───── GIVEN DATA ─────
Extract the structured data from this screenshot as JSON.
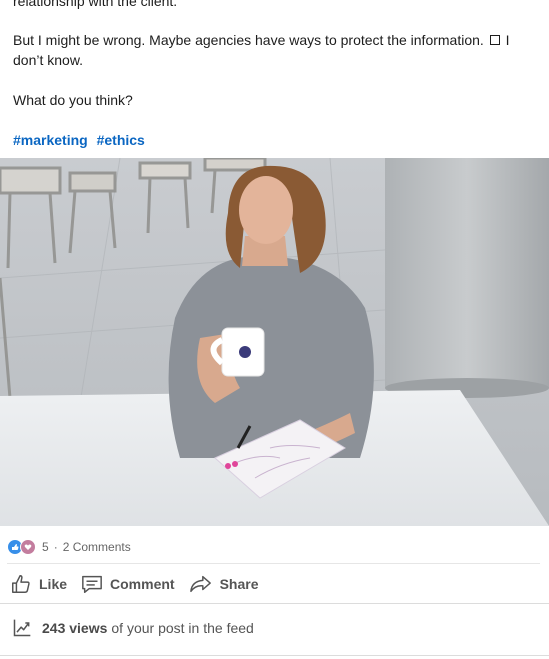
{
  "post": {
    "cut_line": "relationship with the client.",
    "paragraph1_a": "But I might be wrong. Maybe agencies have ways to protect the information.",
    "paragraph1_b": "I don’t know.",
    "paragraph2": "What do you think?",
    "hashtags": [
      "#marketing",
      "#ethics"
    ]
  },
  "image": {
    "description_icon": "photo-woman-with-mug"
  },
  "social": {
    "reaction_count": "5",
    "separator": "·",
    "comments": "2 Comments"
  },
  "actions": {
    "like": "Like",
    "comment": "Comment",
    "share": "Share"
  },
  "views": {
    "count": "243 views",
    "suffix": "of your post in the feed"
  },
  "colors": {
    "hashtag": "#0a66c2",
    "like_reaction": "#378fe9"
  }
}
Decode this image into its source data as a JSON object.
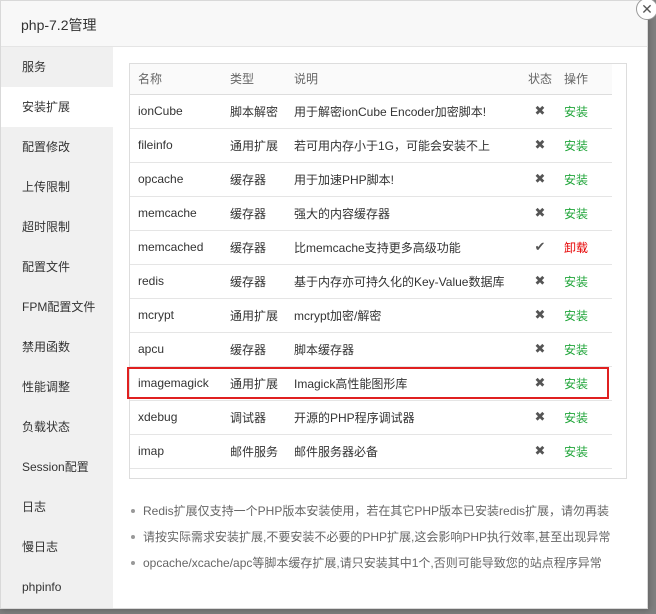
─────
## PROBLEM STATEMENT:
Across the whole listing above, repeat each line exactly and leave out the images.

## RESPONSE BELOW:
Extract the structured data from this screenshot as JSON.
{
  "post": {
    "cut_line": "relationship with the client.",
    "paragraph1_a": "But I might be wrong. Maybe agencies have ways to protect the information.",
    "paragraph1_b": "I don’t know.",
    "paragraph2": "What do you think?",
    "hashtags": [
      "#marketing",
      "#ethics"
    ]
  },
  "image": {
    "description_icon": "photo-woman-with-mug"
  },
  "social": {
    "reaction_count": "5",
    "separator": "·",
    "comments": "2 Comments"
  },
  "actions": {
    "like": "Like",
    "comment": "Comment",
    "share": "Share"
  },
  "views": {
    "count": "243 views",
    "suffix": "of your post in the feed"
  },
  "colors": {
    "hashtag": "#0a66c2",
    "like_reaction": "#378fe9"
  }
}
Decode this image into its source data as a JSON object.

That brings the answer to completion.